Date: Monday, June 3, 2019
Session Name: Poster Session C: Kidney: Cardiovascular and Metabolic
Session Time: 6:00pm-7:00pm
Presentation Time: 6:00pm-7:00pm
Location: Hall C & D
*Purpose: Post-transplant diabetes mellitus (PTDM) increases adverse outcomes. The risk factors for PTDM have not been fully delineated. Glucose metabolism links closely to cholesterol metabolism. The apolipoprotein B/A1 (Apo B/A1) ratio is associated with insulin resistance but has not been evaluated in kidney transplant recipients as a cause for PTDM.

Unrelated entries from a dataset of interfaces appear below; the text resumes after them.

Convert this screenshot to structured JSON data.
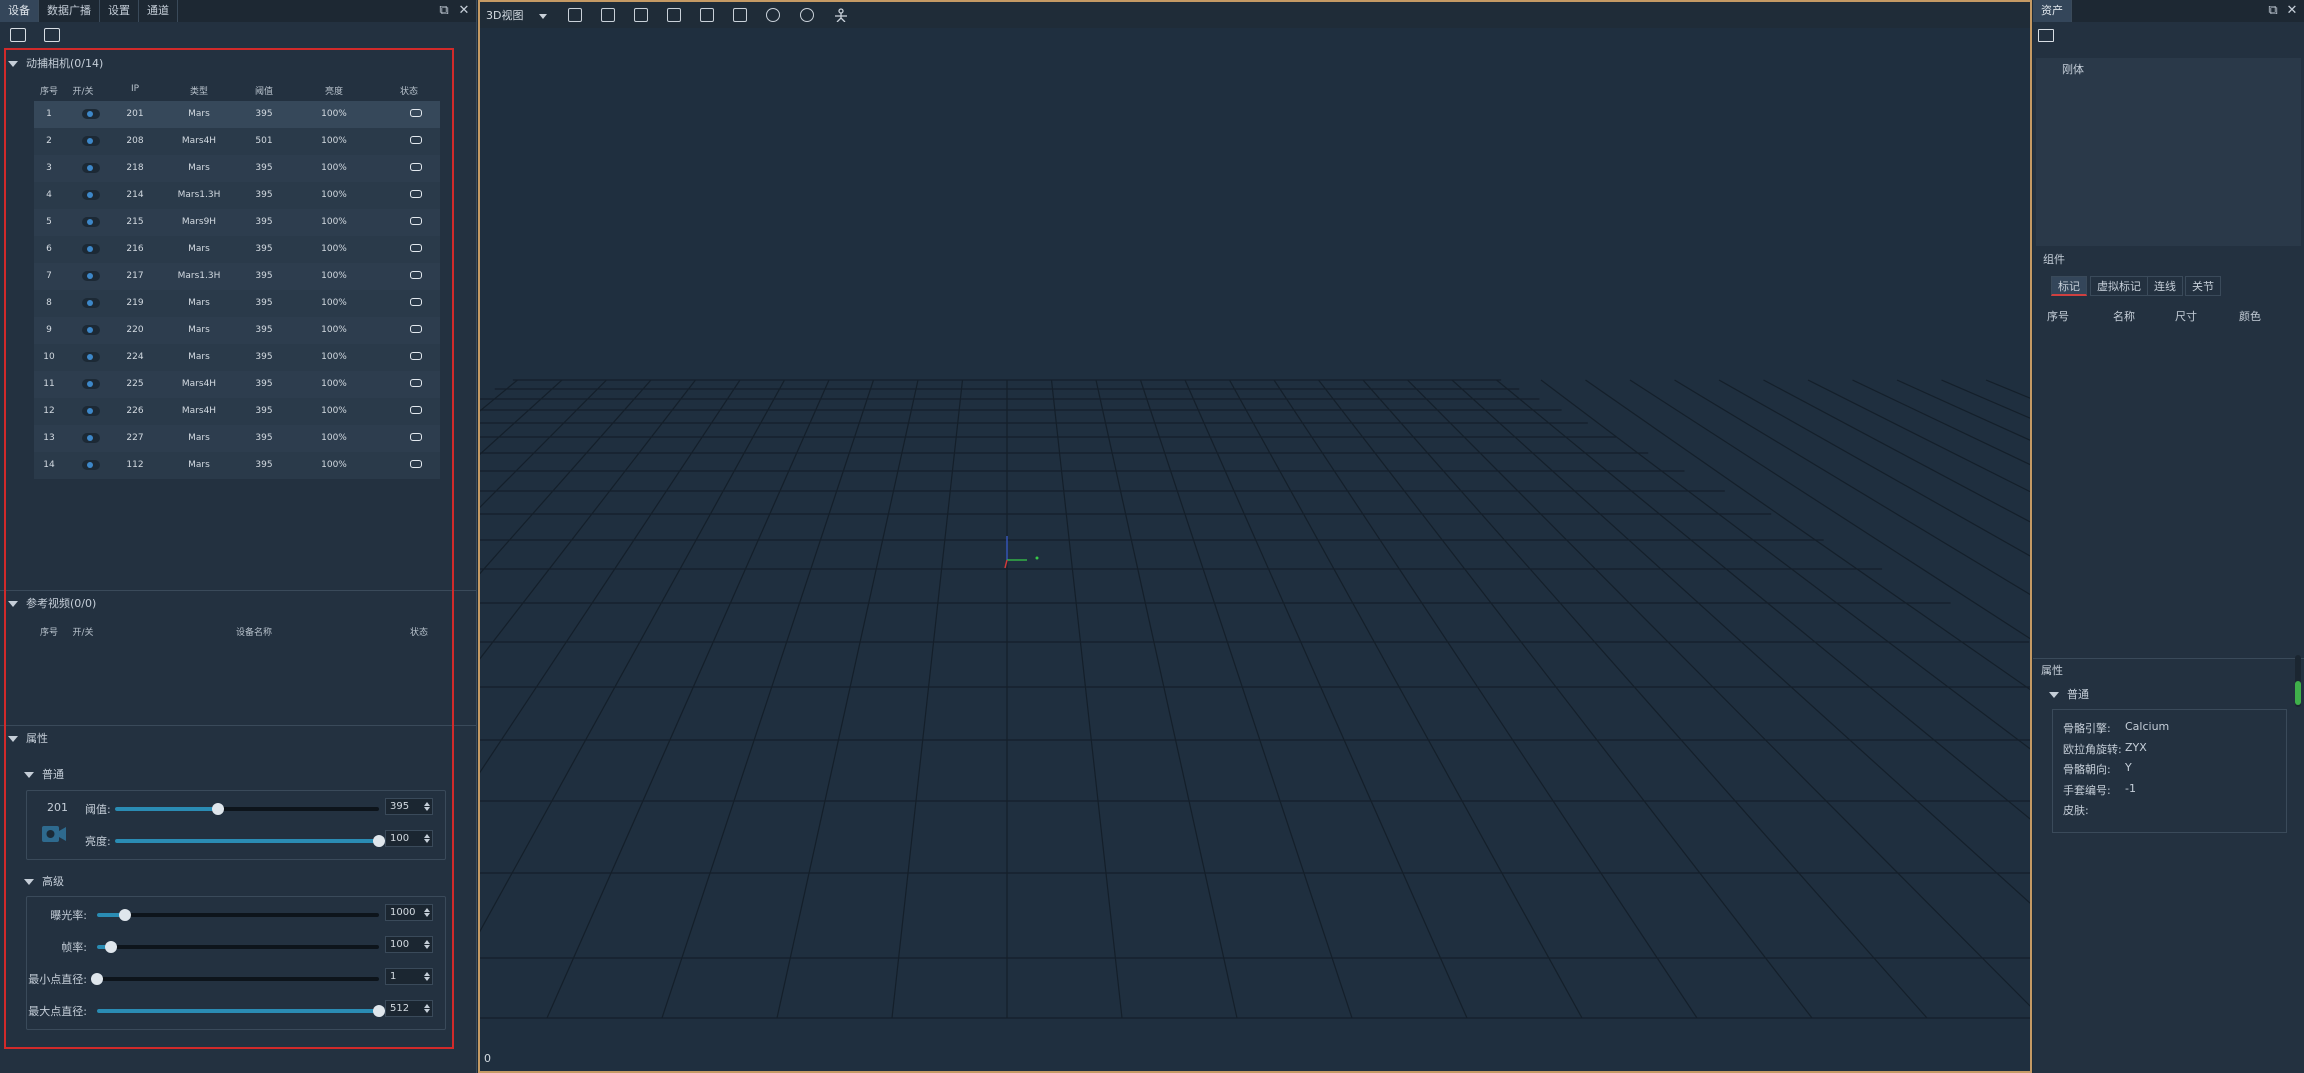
{
  "left": {
    "tabs": [
      "设备",
      "数据广播",
      "设置",
      "通道"
    ],
    "mocap": {
      "title": "动捕相机(0/14)",
      "headers": [
        "序号",
        "开/关",
        "IP",
        "类型",
        "阈值",
        "亮度",
        "状态"
      ],
      "rows": [
        {
          "no": "1",
          "ip": "201",
          "type": "Mars",
          "threshold": "395",
          "brightness": "100%"
        },
        {
          "no": "2",
          "ip": "208",
          "type": "Mars4H",
          "threshold": "501",
          "brightness": "100%"
        },
        {
          "no": "3",
          "ip": "218",
          "type": "Mars",
          "threshold": "395",
          "brightness": "100%"
        },
        {
          "no": "4",
          "ip": "214",
          "type": "Mars1.3H",
          "threshold": "395",
          "brightness": "100%"
        },
        {
          "no": "5",
          "ip": "215",
          "type": "Mars9H",
          "threshold": "395",
          "brightness": "100%"
        },
        {
          "no": "6",
          "ip": "216",
          "type": "Mars",
          "threshold": "395",
          "brightness": "100%"
        },
        {
          "no": "7",
          "ip": "217",
          "type": "Mars1.3H",
          "threshold": "395",
          "brightness": "100%"
        },
        {
          "no": "8",
          "ip": "219",
          "type": "Mars",
          "threshold": "395",
          "brightness": "100%"
        },
        {
          "no": "9",
          "ip": "220",
          "type": "Mars",
          "threshold": "395",
          "brightness": "100%"
        },
        {
          "no": "10",
          "ip": "224",
          "type": "Mars",
          "threshold": "395",
          "brightness": "100%"
        },
        {
          "no": "11",
          "ip": "225",
          "type": "Mars4H",
          "threshold": "395",
          "brightness": "100%"
        },
        {
          "no": "12",
          "ip": "226",
          "type": "Mars4H",
          "threshold": "395",
          "brightness": "100%"
        },
        {
          "no": "13",
          "ip": "227",
          "type": "Mars",
          "threshold": "395",
          "brightness": "100%"
        },
        {
          "no": "14",
          "ip": "112",
          "type": "Mars",
          "threshold": "395",
          "brightness": "100%"
        }
      ]
    },
    "ref_video": {
      "title": "参考视频(0/0)",
      "headers": [
        "序号",
        "开/关",
        "设备名称",
        "状态"
      ]
    },
    "props": {
      "title": "属性",
      "general": {
        "title": "普通",
        "camera_id": "201",
        "threshold_label": "阈值:",
        "threshold_value": "395",
        "threshold_fraction": 0.39,
        "brightness_label": "亮度:",
        "brightness_value": "100",
        "brightness_fraction": 1.0
      },
      "advanced": {
        "title": "高级",
        "items": [
          {
            "label": "曝光率:",
            "value": "1000",
            "fraction": 0.1
          },
          {
            "label": "帧率:",
            "value": "100",
            "fraction": 0.05
          },
          {
            "label": "最小点直径:",
            "value": "1",
            "fraction": 0.0
          },
          {
            "label": "最大点直径:",
            "value": "512",
            "fraction": 1.0
          }
        ]
      }
    }
  },
  "center": {
    "view_label": "3D视图",
    "frame_number": "0"
  },
  "right": {
    "tab": "资产",
    "rigid_label": "刚体",
    "components_label": "组件",
    "tabs": [
      "标记",
      "虚拟标记",
      "连线",
      "关节"
    ],
    "columns": [
      "序号",
      "名称",
      "尺寸",
      "颜色"
    ],
    "props_label": "属性",
    "general_label": "普通",
    "kv": [
      {
        "k": "骨骼引擎:",
        "v": "Calcium"
      },
      {
        "k": "欧拉角旋转:",
        "v": "ZYX"
      },
      {
        "k": "骨骼朝向:",
        "v": "Y"
      },
      {
        "k": "手套编号:",
        "v": "-1"
      },
      {
        "k": "皮肤:",
        "v": ""
      }
    ]
  },
  "colors": {
    "accent": "#2a8cb4",
    "highlight_border": "#d22a2a",
    "viewport_border": "#c59a64"
  }
}
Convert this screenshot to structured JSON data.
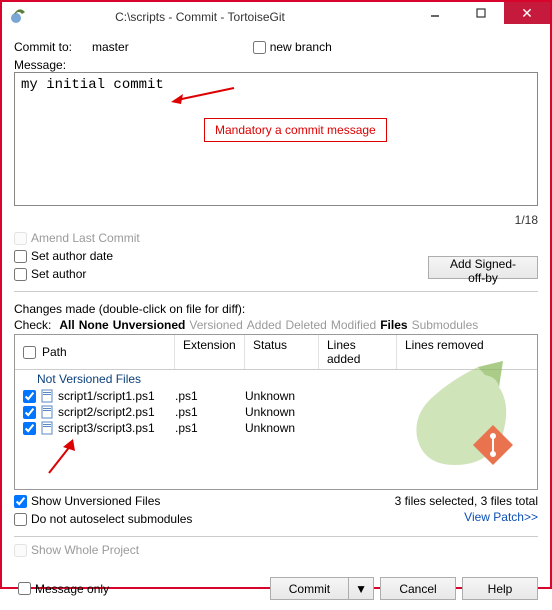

*Methods: We identified 1104 previously non-diabetic adults who received a kidney transplant between January 1, 1998 and December 1, 2015 and were followed at one transplant centre for at least 6 months. Recipients provided testing for serum ApoB and ApoA1 concentrations from 2010, either at 3 months post-transplant for new transplant recipients, or the next clinic visit for prevalent recipients. Late post-transplant diabetes mellitus (PTDM) diagnoses occurring more than 3 months post-transplant using Canadian Diabetes Association criteria post-apolipoprotein testing were recorded until May 1, 2016.
*Results: There were 53 incident late PTDM cases, or 1.71 cases per 100 patient-years. Late PTDM differed between the highest and lowest quartiles for ApoB/A1 ratio, 2.47 per 100 patient-years v 0.88 per 100 patient-years (p=0.005 for difference). In multiple Cox regression analysis, first measured serum ApoB concentration better predicted subsequent PTDM than LDL-C (HR: 12.34 per 1 g/dL increase, p<0.001 versus HR 1.60 per g/dL, p=0.015), while HDL-C (p=0.14) and triglyceride (p=0.21) concentrations did not predict PTDM. By contrast to ApoB, ApoA1 was protective against PTDM in statin users (HR 0.17 per 1 g/dL, p=0.016).
*Conclusions: Apolipoproteins B and A1 better predict late PTDM than conventional markers of cholesterol metabolism. Routine apolipoprotein measurement post-kidney transplantation, if validated in other cohorts, may facilitate investigating mechanisms for PTDM, and might ultimately contribute to monitoring and reducing long-term post-transplant cardiovascular risk.
To cite this abstract in AMA style:Malyala R, Rapi L, Nash M, Prasad G. Serum Apolipoproteins B and A1 Predict the Development of Late Post-Transplant Diabetes Mellitus in Prevalent Adult Kidney Transplant Recipients [abstract]. Am J Transplant. 2019; 19 (suppl 3). https://atcmeetingabstracts.com/abstract/serum-apolipoproteins-b-and-a1-predict-the-development-of-late-post-transplant-diabetes-mellitus-in-prevalent-adult-kidney-transplant-recipients/. Accessed October 29, 2020.
« Back to 2019 American Transplant Congress